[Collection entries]

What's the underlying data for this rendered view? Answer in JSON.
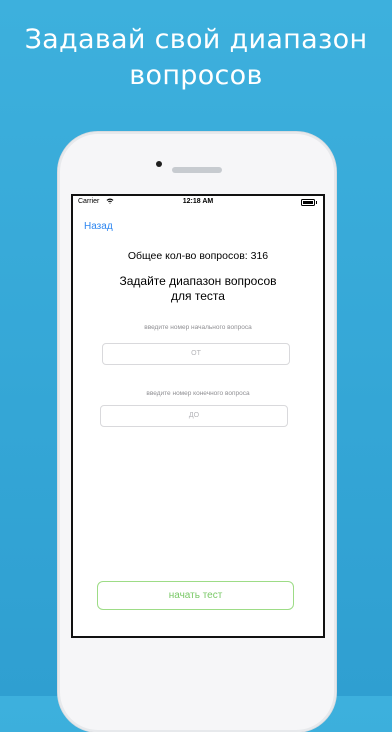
{
  "promo": {
    "headline_line1": "Задавай свой диапазон",
    "headline_line2": "вопросов"
  },
  "status_bar": {
    "carrier": "Carrier",
    "time": "12:18 AM"
  },
  "nav": {
    "back_label": "Назад"
  },
  "screen": {
    "total_text": "Общее кол-во вопросов: 316",
    "ask_line1": "Задайте диапазон вопросов",
    "ask_line2": "для теста",
    "start_hint": "введите номер начального вопроса",
    "start_placeholder": "ОТ",
    "end_hint": "введите номер конечного вопроса",
    "end_placeholder": "ДО",
    "start_button": "начать тест"
  },
  "colors": {
    "background": "#34a6d6",
    "link": "#2d86f0",
    "accent_green": "#79c866"
  }
}
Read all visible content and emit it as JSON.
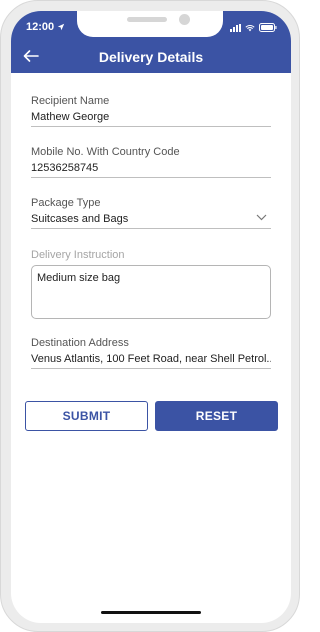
{
  "status_bar": {
    "time": "12:00"
  },
  "header": {
    "title": "Delivery Details",
    "back_icon": "arrow-left-icon"
  },
  "form": {
    "recipient_name": {
      "label": "Recipient Name",
      "value": "Mathew George"
    },
    "mobile": {
      "label": "Mobile No. With Country Code",
      "value": "12536258745"
    },
    "package_type": {
      "label": "Package Type",
      "value": "Suitcases and Bags",
      "icon": "chevron-down-icon"
    },
    "delivery_instruction": {
      "label": "Delivery Instruction",
      "value": "Medium size bag"
    },
    "destination_address": {
      "label": "Destination Address",
      "value": "Venus Atlantis, 100 Feet Road, near Shell Petrol..."
    }
  },
  "actions": {
    "submit_label": "SUBMIT",
    "reset_label": "RESET"
  },
  "colors": {
    "primary": "#3b53a4",
    "text": "#222222",
    "label": "#555555",
    "muted_label": "#a5a5a5"
  }
}
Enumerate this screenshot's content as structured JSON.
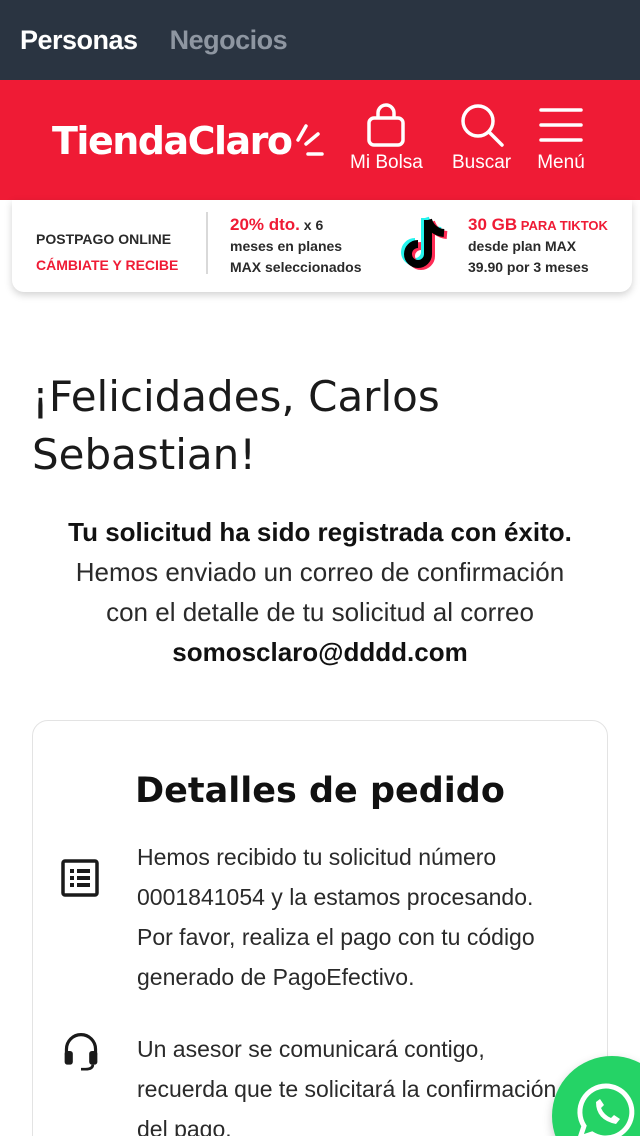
{
  "segments": [
    {
      "label": "Personas",
      "active": true
    },
    {
      "label": "Negocios",
      "active": false
    }
  ],
  "header": {
    "logo_text": "TiendaClaro",
    "bag_label": "Mi Bolsa",
    "search_label": "Buscar",
    "menu_label": "Menú",
    "bg_color": "#ef1b35"
  },
  "promo": {
    "left_line1": "POSTPAGO ONLINE",
    "left_line2": "CÁMBIATE Y RECIBE",
    "mid_highlight": "20% dto.",
    "mid_rest1": " x 6",
    "mid_line2": "meses en planes",
    "mid_line3": "MAX seleccionados",
    "right_highlight": "30 GB",
    "right_highlight_small": " PARA TIKTOK",
    "right_line2": "desde plan MAX",
    "right_line3": "39.90 por 3 meses"
  },
  "confirmation": {
    "heading_line1": "¡Felicidades, Carlos",
    "heading_line2": "Sebastian!",
    "success_text": "Tu solicitud ha sido registrada con éxito.",
    "info_line1": "Hemos enviado un correo de confirmación",
    "info_line2": "con el detalle de tu solicitud al correo",
    "email": "somosclaro@dddd.com"
  },
  "details": {
    "title": "Detalles de pedido",
    "items": [
      {
        "icon": "list-icon",
        "lines": [
          "Hemos recibido tu solicitud número",
          "0001841054 y la estamos procesando.",
          "Por favor, realiza el pago con tu código",
          "generado de PagoEfectivo."
        ]
      },
      {
        "icon": "headset-icon",
        "lines": [
          "Un asesor se comunicará contigo,",
          "recuerda que te solicitará la confirmación",
          "del pago."
        ]
      }
    ]
  },
  "fab": {
    "icon": "whatsapp-icon",
    "color": "#25d366"
  }
}
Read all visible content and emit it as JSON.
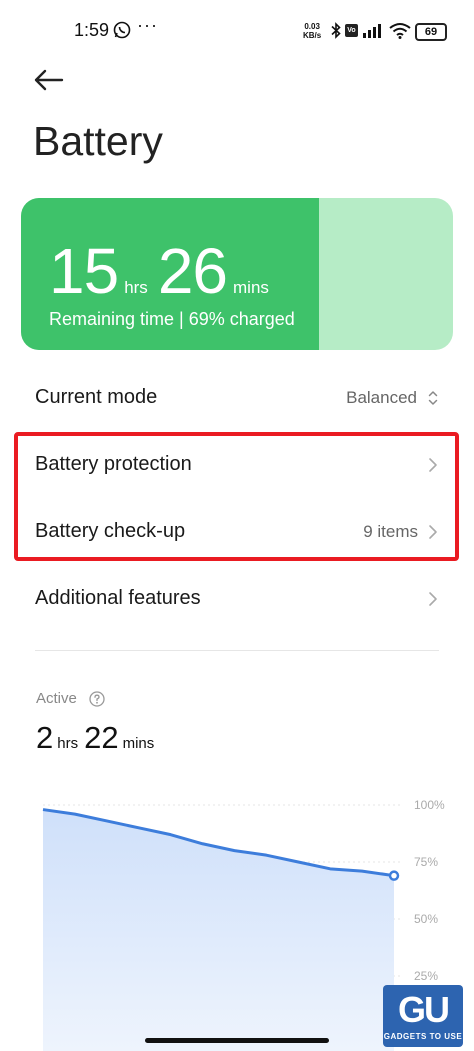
{
  "status_bar": {
    "time": "1:59",
    "more": "···",
    "net_speed_value": "0.03",
    "net_speed_unit": "KB/s",
    "volte": "Vo",
    "battery_level": "69"
  },
  "header": {
    "title": "Battery"
  },
  "battery_card": {
    "hours": "15",
    "hours_unit": "hrs",
    "minutes": "26",
    "minutes_unit": "mins",
    "subtitle": "Remaining time | 69% charged",
    "charge_fraction": 0.69,
    "fill_color": "#3ec26a",
    "track_color": "#b6ecc6"
  },
  "rows": {
    "current_mode": {
      "label": "Current mode",
      "value": "Balanced"
    },
    "battery_protection": {
      "label": "Battery protection"
    },
    "battery_checkup": {
      "label": "Battery check-up",
      "value": "9 items"
    },
    "additional_features": {
      "label": "Additional features"
    }
  },
  "highlight_color": "#ea1b22",
  "active": {
    "label": "Active",
    "hours": "2",
    "hours_unit": "hrs",
    "minutes": "22",
    "minutes_unit": "mins"
  },
  "chart_data": {
    "type": "area",
    "y_ticks": [
      "100%",
      "75%",
      "50%",
      "25%"
    ],
    "ylim": [
      0,
      100
    ],
    "x": [
      0,
      1,
      2,
      3,
      4,
      5,
      6,
      7,
      8,
      9,
      10,
      11
    ],
    "values": [
      98,
      96,
      93,
      90,
      87,
      83,
      80,
      78,
      75,
      72,
      71,
      69
    ],
    "line_color": "#3d7ddb"
  },
  "watermark": {
    "logo": "GU",
    "text": "GADGETS TO USE"
  }
}
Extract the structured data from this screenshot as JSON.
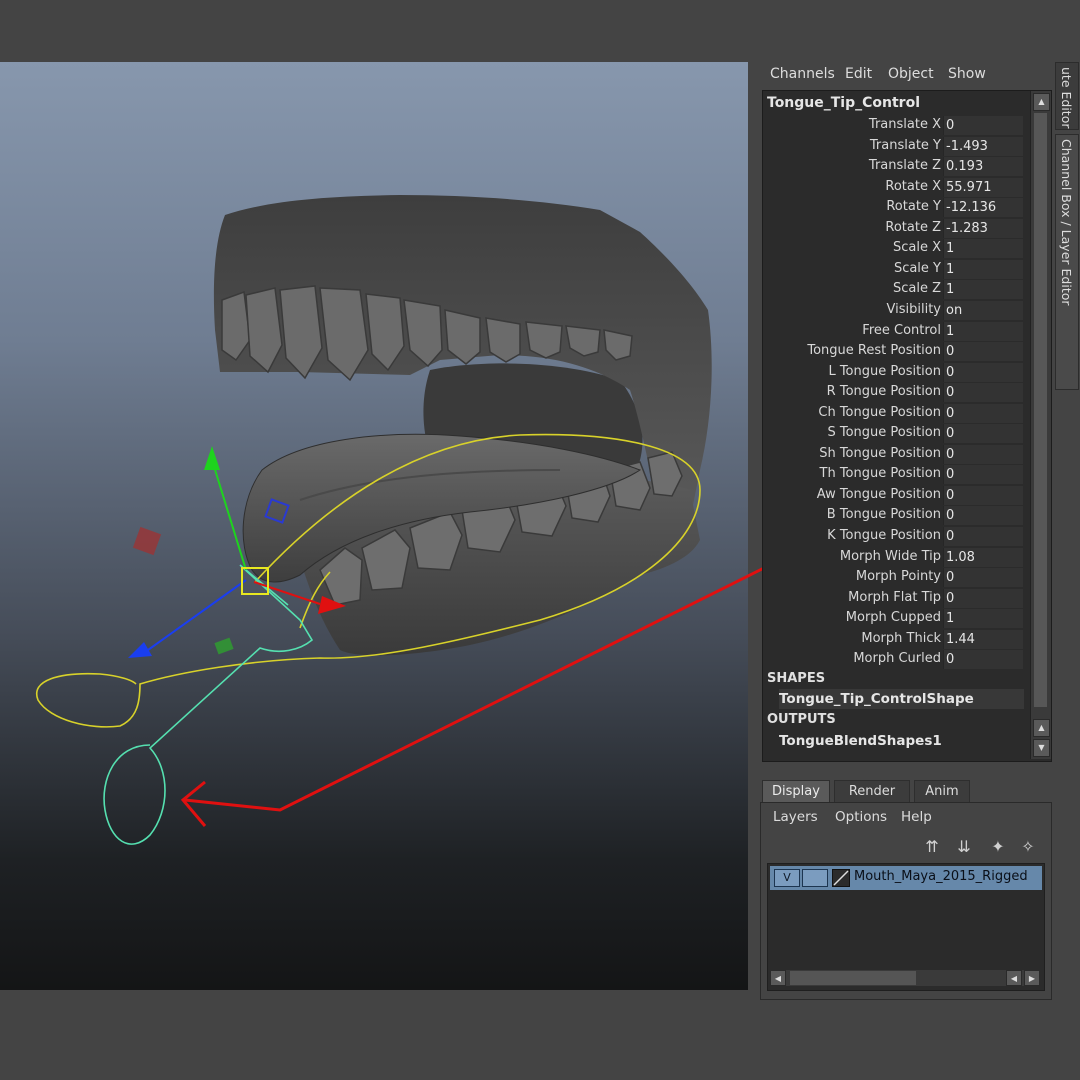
{
  "channel_box": {
    "menu": [
      "Channels",
      "Edit",
      "Object",
      "Show"
    ],
    "node_name": "Tongue_Tip_Control",
    "channels": [
      {
        "label": "Translate X",
        "value": "0"
      },
      {
        "label": "Translate Y",
        "value": "-1.493"
      },
      {
        "label": "Translate Z",
        "value": "0.193"
      },
      {
        "label": "Rotate X",
        "value": "55.971"
      },
      {
        "label": "Rotate Y",
        "value": "-12.136"
      },
      {
        "label": "Rotate Z",
        "value": "-1.283"
      },
      {
        "label": "Scale X",
        "value": "1"
      },
      {
        "label": "Scale Y",
        "value": "1"
      },
      {
        "label": "Scale Z",
        "value": "1"
      },
      {
        "label": "Visibility",
        "value": "on"
      },
      {
        "label": "Free Control",
        "value": "1"
      },
      {
        "label": "Tongue Rest Position",
        "value": "0"
      },
      {
        "label": "L Tongue Position",
        "value": "0"
      },
      {
        "label": "R Tongue Position",
        "value": "0"
      },
      {
        "label": "Ch Tongue Position",
        "value": "0"
      },
      {
        "label": "S Tongue Position",
        "value": "0"
      },
      {
        "label": "Sh Tongue Position",
        "value": "0"
      },
      {
        "label": "Th Tongue Position",
        "value": "0"
      },
      {
        "label": "Aw Tongue Position",
        "value": "0"
      },
      {
        "label": "B Tongue Position",
        "value": "0"
      },
      {
        "label": "K Tongue Position",
        "value": "0"
      },
      {
        "label": "Morph Wide Tip",
        "value": "1.08"
      },
      {
        "label": "Morph Pointy",
        "value": "0"
      },
      {
        "label": "Morph Flat Tip",
        "value": "0"
      },
      {
        "label": "Morph Cupped",
        "value": "1"
      },
      {
        "label": "Morph Thick",
        "value": "1.44"
      },
      {
        "label": "Morph Curled",
        "value": "0"
      }
    ],
    "shapes_header": "SHAPES",
    "shape_node": "Tongue_Tip_ControlShape",
    "outputs_header": "OUTPUTS",
    "output_node": "TongueBlendShapes1"
  },
  "side_tabs": {
    "attribute_editor": "ute Editor",
    "channel_box_layer_editor": "Channel Box / Layer Editor"
  },
  "layer_editor": {
    "tabs": [
      "Display",
      "Render",
      "Anim"
    ],
    "active_tab": "Display",
    "menu": [
      "Layers",
      "Options",
      "Help"
    ],
    "layer": {
      "visibility": "V",
      "name": "Mouth_Maya_2015_Rigged"
    }
  },
  "colors": {
    "highlight_box": "#e01010",
    "annotation_arrow": "#e01010",
    "curve_yellow": "#d8d22a",
    "curve_cyan": "#55e0b0",
    "layer_selected": "#6688aa"
  },
  "icons": [
    "move-layer-up-icon",
    "move-layer-down-icon",
    "create-empty-layer-icon",
    "create-layer-from-selected-icon"
  ]
}
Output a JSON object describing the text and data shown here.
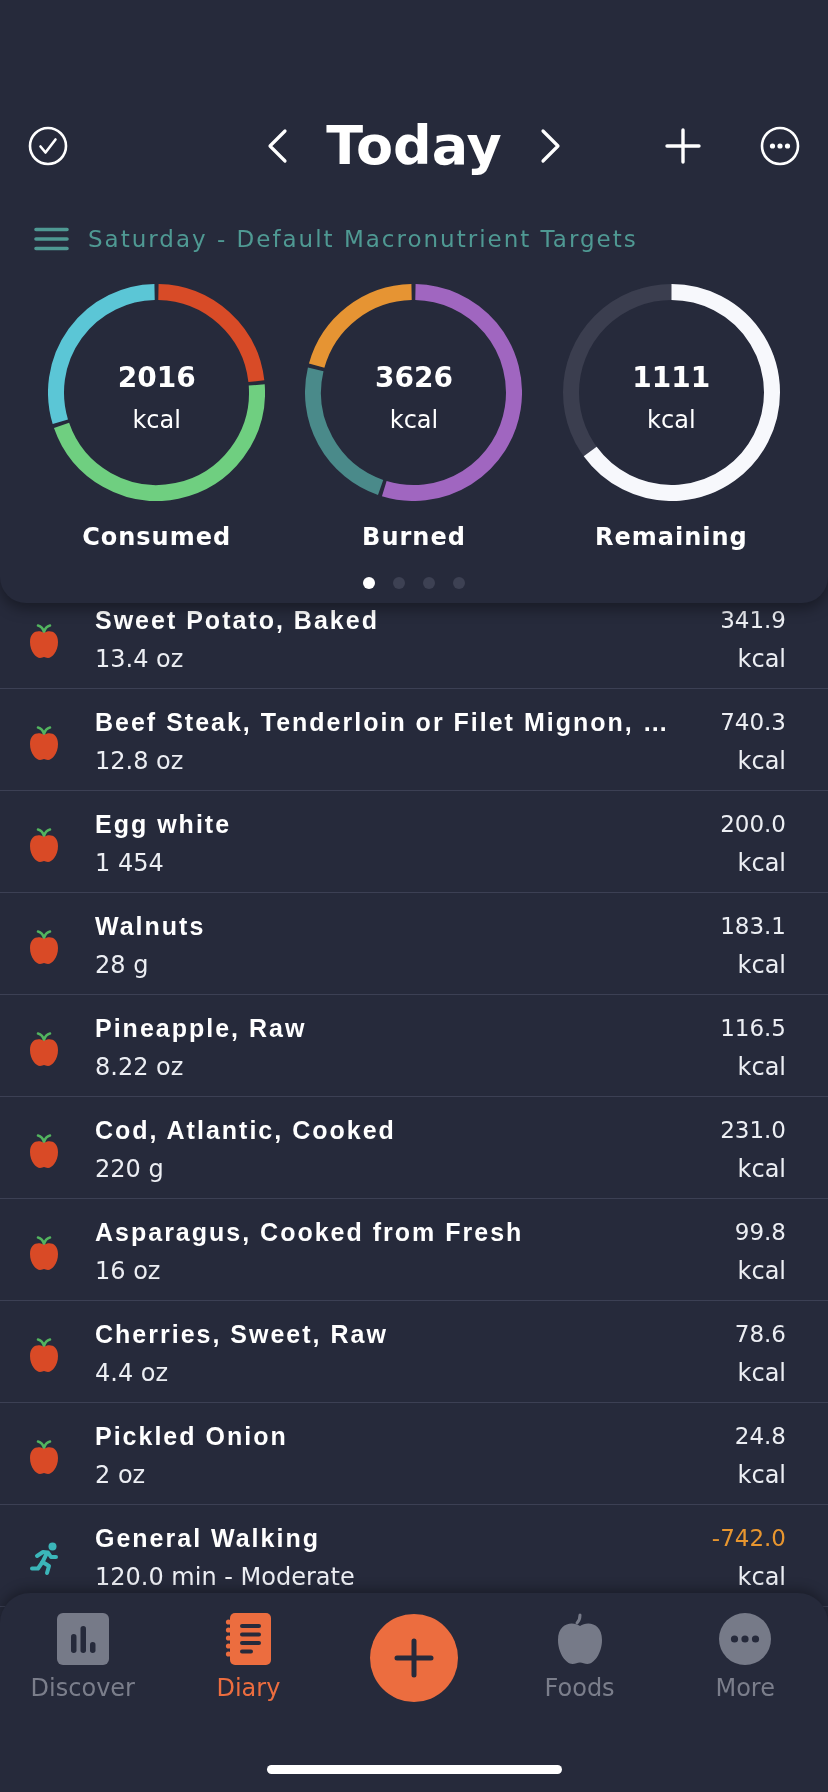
{
  "header": {
    "title": "Today",
    "subtitle": "Saturday - Default Macronutrient Targets"
  },
  "rings": [
    {
      "value": "2016",
      "unit": "kcal",
      "label": "Consumed"
    },
    {
      "value": "3626",
      "unit": "kcal",
      "label": "Burned"
    },
    {
      "value": "1111",
      "unit": "kcal",
      "label": "Remaining"
    }
  ],
  "pager": [
    {
      "selected": true
    },
    {
      "selected": false
    },
    {
      "selected": false
    },
    {
      "selected": false
    }
  ],
  "entries": [
    {
      "kind": "food",
      "name": "Sweet Potato, Baked",
      "amount": "13.4 oz",
      "calories": "341.9",
      "unit": "kcal"
    },
    {
      "kind": "food",
      "name": "Beef Steak, Tenderloin or Filet Mignon, …",
      "amount": "12.8 oz",
      "calories": "740.3",
      "unit": "kcal"
    },
    {
      "kind": "food",
      "name": "Egg white",
      "amount": "1 454",
      "calories": "200.0",
      "unit": "kcal"
    },
    {
      "kind": "food",
      "name": "Walnuts",
      "amount": "28 g",
      "calories": "183.1",
      "unit": "kcal"
    },
    {
      "kind": "food",
      "name": "Pineapple, Raw",
      "amount": "8.22 oz",
      "calories": "116.5",
      "unit": "kcal"
    },
    {
      "kind": "food",
      "name": "Cod, Atlantic, Cooked",
      "amount": "220 g",
      "calories": "231.0",
      "unit": "kcal"
    },
    {
      "kind": "food",
      "name": "Asparagus, Cooked from Fresh",
      "amount": "16 oz",
      "calories": "99.8",
      "unit": "kcal"
    },
    {
      "kind": "food",
      "name": "Cherries, Sweet, Raw",
      "amount": "4.4 oz",
      "calories": "78.6",
      "unit": "kcal"
    },
    {
      "kind": "food",
      "name": "Pickled Onion",
      "amount": "2 oz",
      "calories": "24.8",
      "unit": "kcal"
    },
    {
      "kind": "exercise",
      "name": "General Walking",
      "amount": "120.0 min - Moderate",
      "calories": "-742.0",
      "unit": "kcal"
    }
  ],
  "nav": {
    "items": [
      {
        "kind": "tab",
        "label": "Discover",
        "selected": false
      },
      {
        "kind": "tab",
        "label": "Diary",
        "selected": true
      },
      {
        "kind": "add"
      },
      {
        "kind": "tab",
        "label": "Foods",
        "selected": false
      },
      {
        "kind": "tab",
        "label": "More",
        "selected": false
      }
    ]
  }
}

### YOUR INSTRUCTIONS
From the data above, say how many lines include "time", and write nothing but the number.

### SOLUTION TO THE EXERCISE
4